**WHAT YOU HAVE TO DO**: Nothing may be left out, so copy every entry exactly.

+++ THE INPUT

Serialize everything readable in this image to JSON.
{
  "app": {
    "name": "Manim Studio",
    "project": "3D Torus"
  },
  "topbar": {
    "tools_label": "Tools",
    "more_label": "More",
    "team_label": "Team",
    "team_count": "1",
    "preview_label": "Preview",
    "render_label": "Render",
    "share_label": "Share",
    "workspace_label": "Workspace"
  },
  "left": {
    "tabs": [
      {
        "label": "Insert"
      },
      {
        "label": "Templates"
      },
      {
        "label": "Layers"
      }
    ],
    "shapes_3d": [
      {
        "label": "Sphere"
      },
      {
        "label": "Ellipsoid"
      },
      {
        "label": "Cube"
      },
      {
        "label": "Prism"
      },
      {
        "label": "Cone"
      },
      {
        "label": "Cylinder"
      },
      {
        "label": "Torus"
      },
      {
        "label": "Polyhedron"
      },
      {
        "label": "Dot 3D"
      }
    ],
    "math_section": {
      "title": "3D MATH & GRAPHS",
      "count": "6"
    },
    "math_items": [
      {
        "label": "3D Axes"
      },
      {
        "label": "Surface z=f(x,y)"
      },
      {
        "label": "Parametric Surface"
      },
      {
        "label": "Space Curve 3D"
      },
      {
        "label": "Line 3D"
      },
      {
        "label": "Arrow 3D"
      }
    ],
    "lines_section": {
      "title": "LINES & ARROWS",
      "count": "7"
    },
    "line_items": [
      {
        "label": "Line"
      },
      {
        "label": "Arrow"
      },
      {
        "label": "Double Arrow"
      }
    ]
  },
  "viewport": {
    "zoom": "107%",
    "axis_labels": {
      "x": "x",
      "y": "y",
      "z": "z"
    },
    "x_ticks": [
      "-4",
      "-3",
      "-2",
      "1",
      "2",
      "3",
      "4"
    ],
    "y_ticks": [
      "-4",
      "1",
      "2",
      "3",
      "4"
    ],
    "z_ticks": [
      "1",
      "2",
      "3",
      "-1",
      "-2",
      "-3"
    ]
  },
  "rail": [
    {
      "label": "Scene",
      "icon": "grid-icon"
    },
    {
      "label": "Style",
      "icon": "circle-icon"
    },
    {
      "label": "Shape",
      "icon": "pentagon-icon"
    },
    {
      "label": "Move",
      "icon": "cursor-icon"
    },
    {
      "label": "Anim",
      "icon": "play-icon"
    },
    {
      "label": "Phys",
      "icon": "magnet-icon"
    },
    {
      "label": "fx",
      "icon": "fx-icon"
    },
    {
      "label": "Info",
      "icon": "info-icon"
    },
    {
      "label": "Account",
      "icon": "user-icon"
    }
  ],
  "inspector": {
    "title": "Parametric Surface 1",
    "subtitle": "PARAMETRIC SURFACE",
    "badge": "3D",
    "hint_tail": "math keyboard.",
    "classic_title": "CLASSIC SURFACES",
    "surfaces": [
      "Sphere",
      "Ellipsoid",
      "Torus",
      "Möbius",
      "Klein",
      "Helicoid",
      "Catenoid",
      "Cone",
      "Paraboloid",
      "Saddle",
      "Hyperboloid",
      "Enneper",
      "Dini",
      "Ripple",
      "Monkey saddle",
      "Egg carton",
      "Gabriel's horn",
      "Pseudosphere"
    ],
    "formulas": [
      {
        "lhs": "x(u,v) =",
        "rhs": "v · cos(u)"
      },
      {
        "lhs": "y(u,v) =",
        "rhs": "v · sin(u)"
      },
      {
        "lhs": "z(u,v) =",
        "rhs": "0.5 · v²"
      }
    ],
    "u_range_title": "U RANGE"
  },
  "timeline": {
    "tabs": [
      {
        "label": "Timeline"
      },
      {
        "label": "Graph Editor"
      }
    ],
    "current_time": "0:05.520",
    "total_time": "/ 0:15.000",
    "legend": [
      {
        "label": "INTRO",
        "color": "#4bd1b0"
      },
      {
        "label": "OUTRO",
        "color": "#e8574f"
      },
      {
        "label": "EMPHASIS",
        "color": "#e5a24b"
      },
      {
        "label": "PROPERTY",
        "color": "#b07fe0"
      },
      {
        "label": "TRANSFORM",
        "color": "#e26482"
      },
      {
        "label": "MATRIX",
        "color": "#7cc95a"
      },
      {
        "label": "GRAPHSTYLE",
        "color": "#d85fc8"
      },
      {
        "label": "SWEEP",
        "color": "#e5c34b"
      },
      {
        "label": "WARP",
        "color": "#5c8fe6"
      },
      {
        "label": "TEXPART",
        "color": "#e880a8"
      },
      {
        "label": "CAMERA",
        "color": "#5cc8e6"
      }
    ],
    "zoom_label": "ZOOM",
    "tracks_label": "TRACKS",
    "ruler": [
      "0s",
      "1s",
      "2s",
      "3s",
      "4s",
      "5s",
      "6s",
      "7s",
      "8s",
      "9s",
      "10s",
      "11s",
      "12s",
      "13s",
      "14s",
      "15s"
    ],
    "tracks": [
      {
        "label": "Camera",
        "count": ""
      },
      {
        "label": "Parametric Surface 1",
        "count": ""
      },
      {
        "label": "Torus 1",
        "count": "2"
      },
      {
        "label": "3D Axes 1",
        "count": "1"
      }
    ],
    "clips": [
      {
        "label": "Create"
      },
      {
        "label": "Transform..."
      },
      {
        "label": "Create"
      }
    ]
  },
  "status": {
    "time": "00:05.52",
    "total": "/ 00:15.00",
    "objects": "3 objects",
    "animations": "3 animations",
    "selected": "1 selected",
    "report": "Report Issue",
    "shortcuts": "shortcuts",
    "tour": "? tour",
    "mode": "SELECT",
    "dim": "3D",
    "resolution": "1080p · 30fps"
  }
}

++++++

**RESPONSE AREA**:
Serialize everything readable in this image to JSON.
{
  "app": {
    "name": "Manim Studio",
    "project": "3D Torus"
  },
  "topbar": {
    "tools_label": "Tools",
    "more_label": "More",
    "team_label": "Team",
    "team_count": "1",
    "preview_label": "Preview",
    "render_label": "Render",
    "share_label": "Share",
    "workspace_label": "Workspace"
  },
  "left": {
    "tabs": [
      {
        "label": "Insert"
      },
      {
        "label": "Templates"
      },
      {
        "label": "Layers"
      }
    ],
    "shapes_3d": [
      {
        "label": "Sphere"
      },
      {
        "label": "Ellipsoid"
      },
      {
        "label": "Cube"
      },
      {
        "label": "Prism"
      },
      {
        "label": "Cone"
      },
      {
        "label": "Cylinder"
      },
      {
        "label": "Torus"
      },
      {
        "label": "Polyhedron"
      },
      {
        "label": "Dot 3D"
      }
    ],
    "math_section": {
      "title": "3D MATH & GRAPHS",
      "count": "6"
    },
    "math_items": [
      {
        "label": "3D Axes"
      },
      {
        "label": "Surface z=f(x,y)"
      },
      {
        "label": "Parametric Surface"
      },
      {
        "label": "Space Curve 3D"
      },
      {
        "label": "Line 3D"
      },
      {
        "label": "Arrow 3D"
      }
    ],
    "lines_section": {
      "title": "LINES & ARROWS",
      "count": "7"
    },
    "line_items": [
      {
        "label": "Line"
      },
      {
        "label": "Arrow"
      },
      {
        "label": "Double Arrow"
      }
    ]
  },
  "viewport": {
    "zoom": "107%",
    "axis_labels": {
      "x": "x",
      "y": "y",
      "z": "z"
    },
    "x_ticks": [
      "-4",
      "-3",
      "-2",
      "1",
      "2",
      "3",
      "4"
    ],
    "y_ticks": [
      "-4",
      "1",
      "2",
      "3",
      "4"
    ],
    "z_ticks": [
      "1",
      "2",
      "3",
      "-1",
      "-2",
      "-3"
    ]
  },
  "rail": [
    {
      "label": "Scene",
      "icon": "grid-icon"
    },
    {
      "label": "Style",
      "icon": "circle-icon"
    },
    {
      "label": "Shape",
      "icon": "pentagon-icon"
    },
    {
      "label": "Move",
      "icon": "cursor-icon"
    },
    {
      "label": "Anim",
      "icon": "play-icon"
    },
    {
      "label": "Phys",
      "icon": "magnet-icon"
    },
    {
      "label": "fx",
      "icon": "fx-icon"
    },
    {
      "label": "Info",
      "icon": "info-icon"
    },
    {
      "label": "Account",
      "icon": "user-icon"
    }
  ],
  "inspector": {
    "title": "Parametric Surface 1",
    "subtitle": "PARAMETRIC SURFACE",
    "badge": "3D",
    "hint_tail": "math keyboard.",
    "classic_title": "CLASSIC SURFACES",
    "surfaces": [
      "Sphere",
      "Ellipsoid",
      "Torus",
      "Möbius",
      "Klein",
      "Helicoid",
      "Catenoid",
      "Cone",
      "Paraboloid",
      "Saddle",
      "Hyperboloid",
      "Enneper",
      "Dini",
      "Ripple",
      "Monkey saddle",
      "Egg carton",
      "Gabriel's horn",
      "Pseudosphere"
    ],
    "formulas": [
      {
        "lhs": "x(u,v) =",
        "rhs": "v · cos(u)"
      },
      {
        "lhs": "y(u,v) =",
        "rhs": "v · sin(u)"
      },
      {
        "lhs": "z(u,v) =",
        "rhs": "0.5 · v²"
      }
    ],
    "u_range_title": "U RANGE"
  },
  "timeline": {
    "tabs": [
      {
        "label": "Timeline"
      },
      {
        "label": "Graph Editor"
      }
    ],
    "current_time": "0:05.520",
    "total_time": "/ 0:15.000",
    "legend": [
      {
        "label": "INTRO",
        "color": "#4bd1b0"
      },
      {
        "label": "OUTRO",
        "color": "#e8574f"
      },
      {
        "label": "EMPHASIS",
        "color": "#e5a24b"
      },
      {
        "label": "PROPERTY",
        "color": "#b07fe0"
      },
      {
        "label": "TRANSFORM",
        "color": "#e26482"
      },
      {
        "label": "MATRIX",
        "color": "#7cc95a"
      },
      {
        "label": "GRAPHSTYLE",
        "color": "#d85fc8"
      },
      {
        "label": "SWEEP",
        "color": "#e5c34b"
      },
      {
        "label": "WARP",
        "color": "#5c8fe6"
      },
      {
        "label": "TEXPART",
        "color": "#e880a8"
      },
      {
        "label": "CAMERA",
        "color": "#5cc8e6"
      }
    ],
    "zoom_label": "ZOOM",
    "tracks_label": "TRACKS",
    "ruler": [
      "0s",
      "1s",
      "2s",
      "3s",
      "4s",
      "5s",
      "6s",
      "7s",
      "8s",
      "9s",
      "10s",
      "11s",
      "12s",
      "13s",
      "14s",
      "15s"
    ],
    "tracks": [
      {
        "label": "Camera",
        "count": ""
      },
      {
        "label": "Parametric Surface 1",
        "count": ""
      },
      {
        "label": "Torus 1",
        "count": "2"
      },
      {
        "label": "3D Axes 1",
        "count": "1"
      }
    ],
    "clips": [
      {
        "label": "Create"
      },
      {
        "label": "Transform..."
      },
      {
        "label": "Create"
      }
    ]
  },
  "status": {
    "time": "00:05.52",
    "total": "/ 00:15.00",
    "objects": "3 objects",
    "animations": "3 animations",
    "selected": "1 selected",
    "report": "Report Issue",
    "shortcuts": "shortcuts",
    "tour": "? tour",
    "mode": "SELECT",
    "dim": "3D",
    "resolution": "1080p · 30fps"
  }
}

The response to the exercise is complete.